Records follow. Pull out every line that contains "content".

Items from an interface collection
════════════════════

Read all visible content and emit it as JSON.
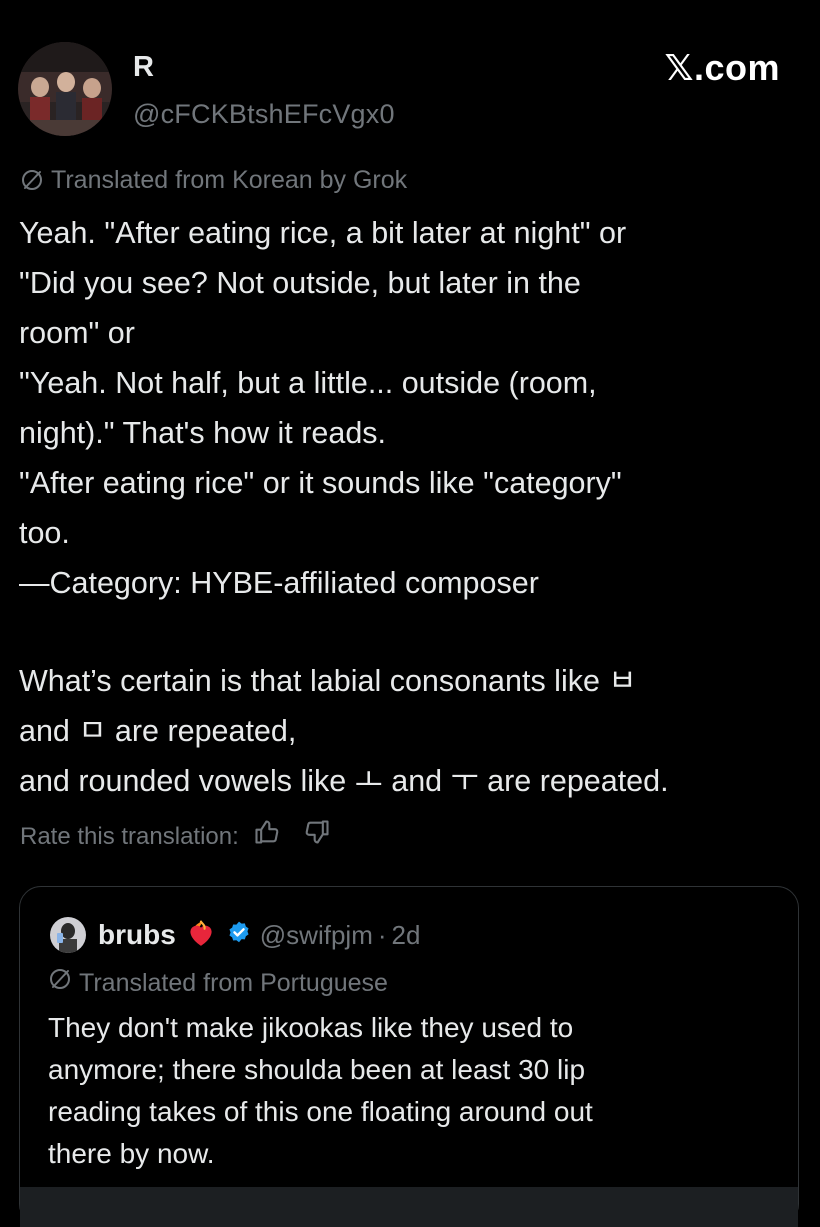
{
  "post": {
    "author": {
      "display_name": "R",
      "handle": "@cFCKBtshEFcVgx0"
    },
    "site_logo": "𝕏.com",
    "translation_note": "Translated from Korean by Grok",
    "body_lines": [
      "Yeah. \"After eating rice, a bit later at night\" or",
      "\"Did you see? Not outside, but later in the",
      "room\" or",
      "\"Yeah. Not half, but a little... outside (room,",
      "night).\" That's how it reads.",
      "\"After eating rice\" or it sounds like \"category\"",
      "too.",
      "—Category: HYBE-affiliated composer",
      "",
      "What’s certain is that labial consonants like ㅂ",
      "and ㅁ are repeated,",
      "and rounded vowels like ㅗ and ㅜ are repeated."
    ],
    "rate_label": "Rate this translation:"
  },
  "quote": {
    "display_name": "brubs",
    "handle": "@swifpjm",
    "separator": "·",
    "time": "2d",
    "translation_note": "Translated from Portuguese",
    "body_lines": [
      "They don't make jikookas like they used to",
      "anymore; there shoulda been at least 30 lip",
      "reading takes of this one floating around out",
      "there by now."
    ]
  },
  "icons": {
    "translate": "translate-slash-icon",
    "thumbs_up": "thumbs-up-icon",
    "thumbs_down": "thumbs-down-icon",
    "verified": "verified-badge-icon",
    "heart": "flaming-heart-icon"
  },
  "colors": {
    "background": "#000000",
    "text_primary": "#e7e9ea",
    "text_secondary": "#71767b",
    "verified_blue": "#1d9bf0",
    "border": "#2f3336"
  }
}
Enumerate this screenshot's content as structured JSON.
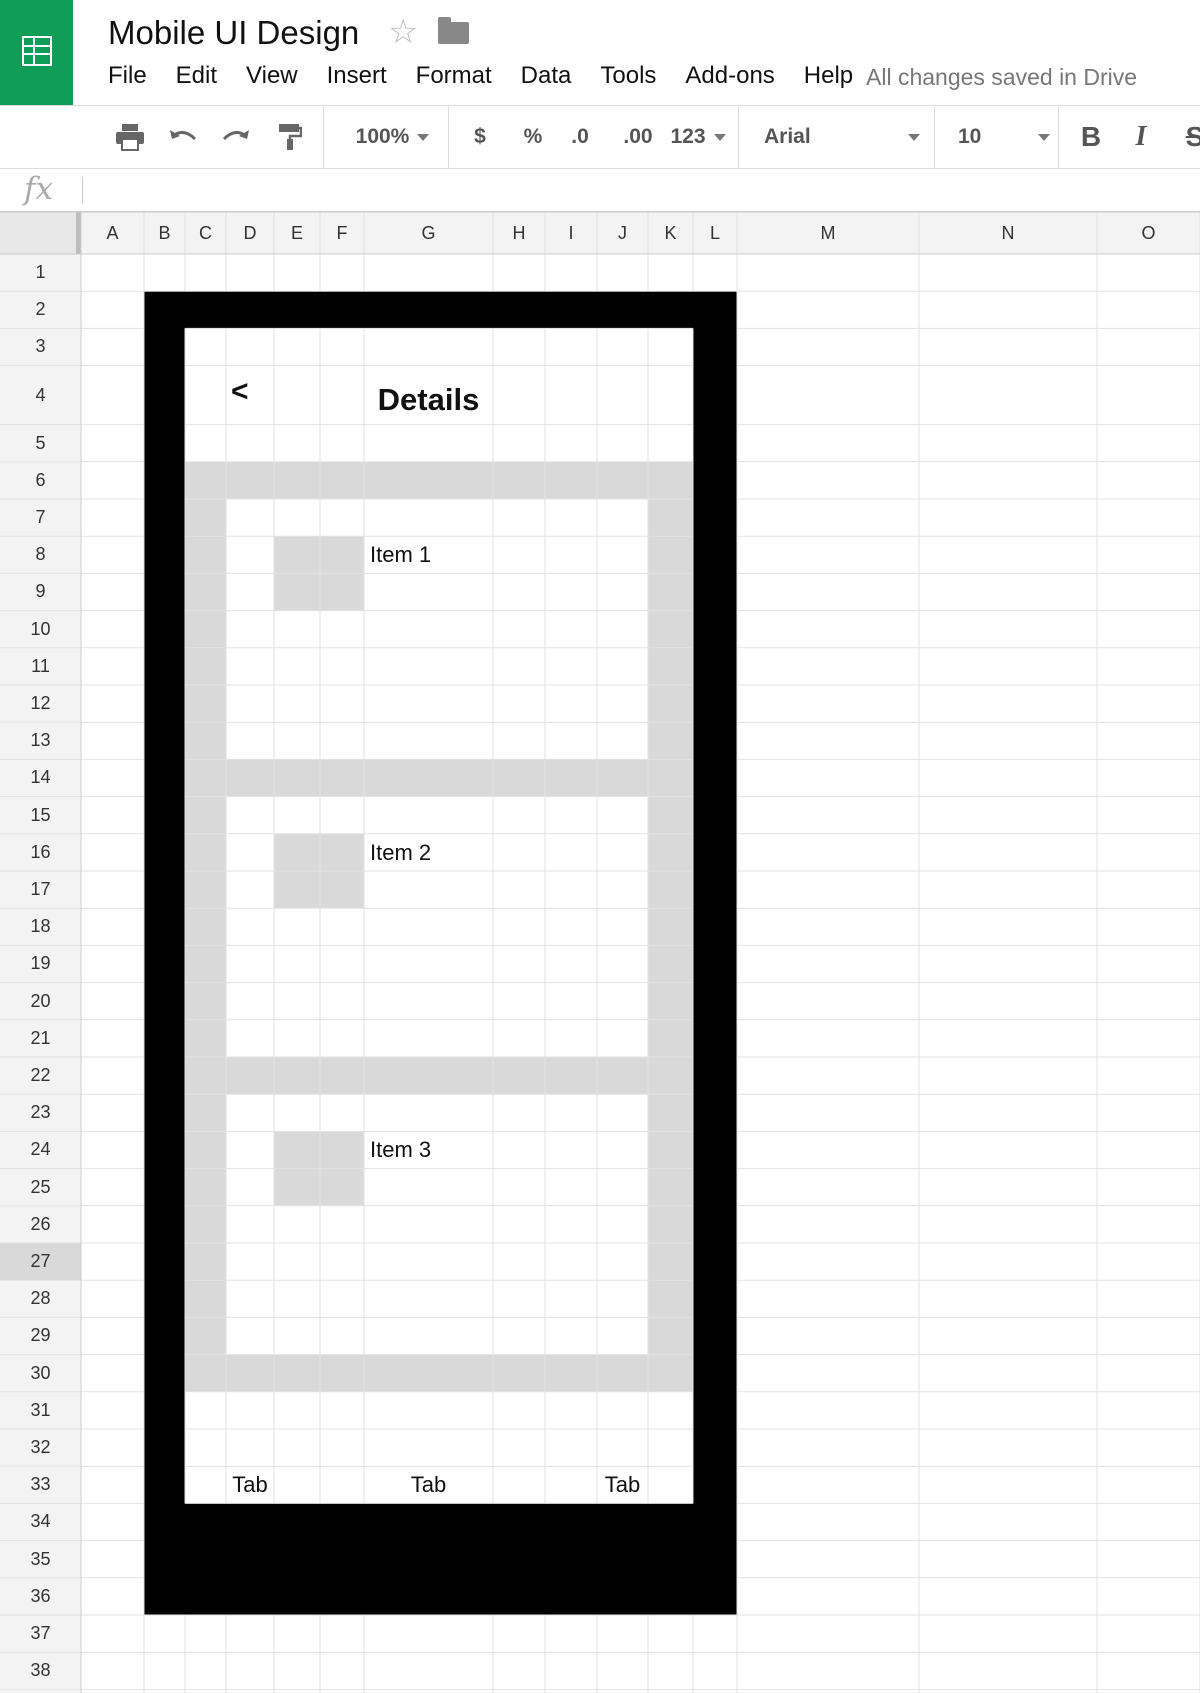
{
  "app": {
    "title": "Mobile UI Design",
    "icons": [
      "sheets-logo-icon",
      "star-icon",
      "folder-icon"
    ],
    "menu": [
      "File",
      "Edit",
      "View",
      "Insert",
      "Format",
      "Data",
      "Tools",
      "Add-ons",
      "Help"
    ],
    "save_status": "All changes saved in Drive"
  },
  "toolbar": {
    "zoom": "100%",
    "currency": "$",
    "percent": "%",
    "decrease_decimals": ".0",
    "increase_decimals": ".00",
    "more_formats": "123",
    "font": "Arial",
    "font_size": "10",
    "bold": "B",
    "italic": "I",
    "strikethrough": "S",
    "icons": [
      "print-icon",
      "undo-icon",
      "redo-icon",
      "paint-format-icon"
    ]
  },
  "formula_bar": {
    "fx_label": "fx",
    "value": ""
  },
  "sheet": {
    "columns": [
      "A",
      "B",
      "C",
      "D",
      "E",
      "F",
      "G",
      "H",
      "I",
      "J",
      "K",
      "L",
      "M",
      "N",
      "O"
    ],
    "rows": [
      "1",
      "2",
      "3",
      "4",
      "5",
      "6",
      "7",
      "8",
      "9",
      "10",
      "11",
      "12",
      "13",
      "14",
      "15",
      "16",
      "17",
      "18",
      "19",
      "20",
      "21",
      "22",
      "23",
      "24",
      "25",
      "26",
      "27",
      "28",
      "29",
      "30",
      "31",
      "32",
      "33",
      "34",
      "35",
      "36",
      "37",
      "38"
    ],
    "selected_row": "27",
    "colors": {
      "frame": "#000000",
      "panel_fill": "#d9d9d9",
      "grid_line": "#e2e2e2",
      "header_bg": "#f3f3f3",
      "brand_green": "#0f9d58"
    }
  },
  "mockup": {
    "back_label": "<",
    "title": "Details",
    "items": [
      "Item 1",
      "Item 2",
      "Item 3"
    ],
    "tabs": [
      "Tab",
      "Tab",
      "Tab"
    ]
  }
}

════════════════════

§ Solution for this exercise
Read all visible content and emit it as JSON.
Enumerate this screenshot's content as structured JSON.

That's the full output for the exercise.